Today AlertMe is promoted as a system to reduce your energy bills and secure your home. The most basic pack provides you with a home ‘hub’ that connects to your broadband, and a monitor that clips around your main power supply to the house. These devices send information to AlertMe’s secure website where you can log in and see how your house is performing: how much power is being used at any one time; how this compares to previous usage; and what it is likely to cost you each month.

Compared to the basic black and white displays of most energy monitors, the colourful graphics are very easy to interpret and actually go some way towards making it fun to be a bit of a miser. More importantly though they put the important information in a place you can access easily: I’m usually at the office when I’m sorting out bills and energy contracts (the joys of self-employment). Even if I were at home I would want the data at my fingertips rather than having to go and check out my monitor.

Spend a little more (the basic pack starts at £49.99 including six months subscription – after six months there is a monthly charge of £1.99) and you can add features. At £25 you can buy a SmartPlug to allow you to monitor individual devices and turn them on and off remotely.
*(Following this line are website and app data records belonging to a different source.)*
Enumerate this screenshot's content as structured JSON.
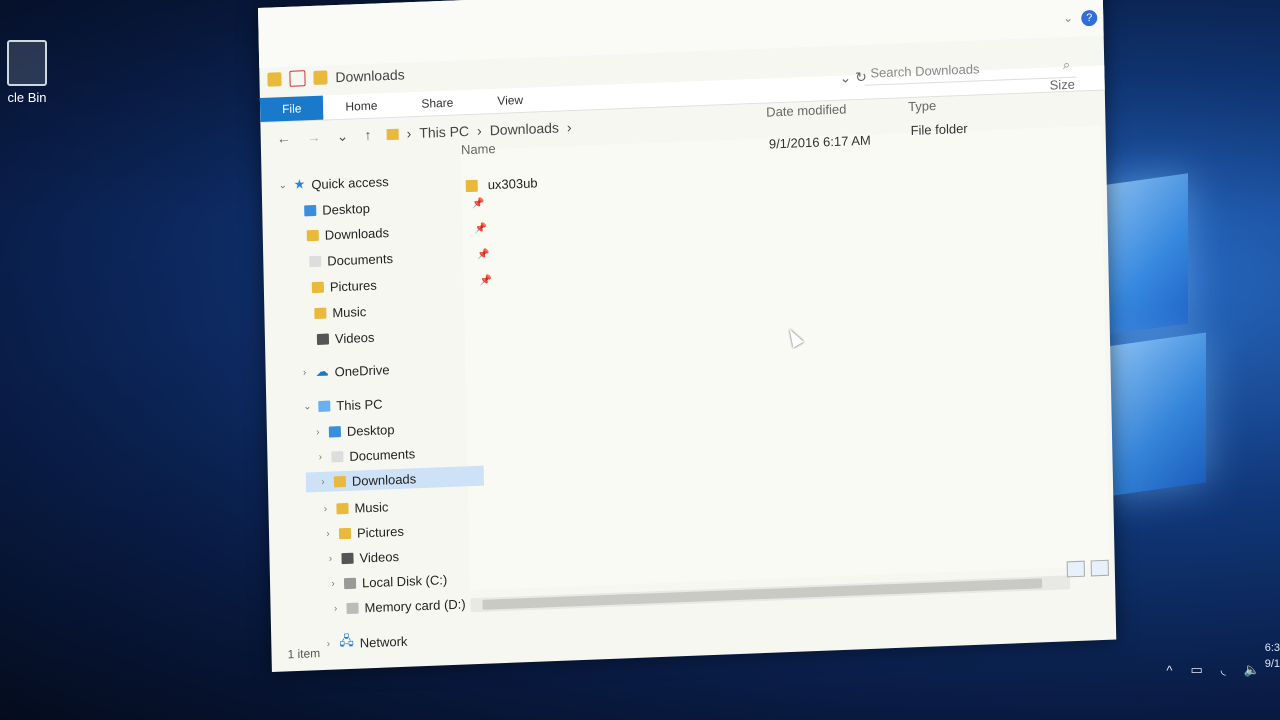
{
  "desktop": {
    "recycle_bin_label": "cle Bin"
  },
  "window": {
    "title": "Downloads",
    "controls": {
      "minimize": "—",
      "maximize": "☐",
      "close": "✕"
    },
    "help": "?",
    "ribbon_tabs": [
      "File",
      "Home",
      "Share",
      "View"
    ],
    "search_placeholder": "Search Downloads",
    "breadcrumb": [
      "This PC",
      "Downloads"
    ],
    "columns": {
      "name": "Name",
      "date": "Date modified",
      "type": "Type",
      "size": "Size"
    },
    "files": [
      {
        "name": "ux303ub",
        "date": "9/1/2016 6:17 AM",
        "type": "File folder"
      }
    ],
    "status": "1 item"
  },
  "sidebar": {
    "quick_access": "Quick access",
    "quick_items": [
      "Desktop",
      "Downloads",
      "Documents",
      "Pictures",
      "Music",
      "Videos"
    ],
    "onedrive": "OneDrive",
    "this_pc": "This PC",
    "pc_items": [
      "Desktop",
      "Documents",
      "Downloads",
      "Music",
      "Pictures",
      "Videos",
      "Local Disk (C:)",
      "Memory card (D:)"
    ],
    "network": "Network"
  },
  "taskbar": {
    "time": "6:3",
    "date": "9/1"
  },
  "colors": {
    "accent": "#1979ca",
    "selected": "#cde2f7",
    "folder": "#e8b93a"
  },
  "icons": [
    "recycle-bin-icon",
    "folder-icon",
    "pin-icon",
    "onedrive-icon",
    "this-pc-icon",
    "network-icon",
    "search-icon",
    "refresh-icon"
  ]
}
You can do this via the free iPhone app, which also shows all of your energy data, or via the web interface. You can also add a lamp that gives a visual indication of energy usage.

Moving up the price range (not a straight upgrade as it requires a different, more feature-rich hub) is the security system, which I will review in full down the line but includes car-style remote arm and disarm, and monitoring of your other alarms (e.g. smoke and carbon monoxide).

A Platform for Home Automation

AlertMe today only tackles a subset of the home automation market. But with the products that it has developed it has the opportunity to do something special: to move home automation from the realm of the geeks and put it in the hands of the average consumer. To make remote monitoring and control appealing to the late majority.

iPhone app shows consumption in my house today

iPhone app shows consumption in my house today

This is a difficult trick at which Apple excels: neither iPod nor iPhone were the first to market in their space but they made the use of a new technology appealing to consumers through great design. AlertMe offers similarly brilliant levels of design: from the minute you open the box everything is easy: guides, notes and tabs mean you can’t go wrong, even with the daunting task of clipping the sensor around your primary power supply cable. Assuming you’ve plugged the hub in properly, the slick web interface will then tell you clearly if anything isn’t working properly. The energy monitoring is fascinating and addictive, and the SmartPlugs respond unbelievably quickly to commands entered online.

AlertMe’s Corporate Communications Director Jody Haskayne told me about plenty of developments coming down the pipeline that will make what already feels like a polished product even more appealing. Heating controls will be one of the next additions, allowing you to monitor and control the thermostat on your central heating from work: genuinely useful. There will also be an intermediate hub with some of the features of the more expensive security unit, and monitoring for solar PV systems and electric vehicle charging.

Ultimately though, the company doesn’t want to be in the hardware game: having created a platform for home automation they want other partners to come in to provide every flavour of hardware gadget you can conceive – including the ‘automatic curtains’ that Jody Haskayne rightly nails as one of the more frivolous aspects of home automation.

In summary then, the AlertMe Home Monitoring system is a great taster of the home of the future. It brings quite sophisticated monitoring control and capabilities to your home at a very sensible price and with design that means anyone can get their head around it. But more importantly, it addresses a real life problem. It’s one of the few gadgets out there that might actually pay for itself through savings in energy – a pressing concern for many, especially given the recent hikes in gas prices.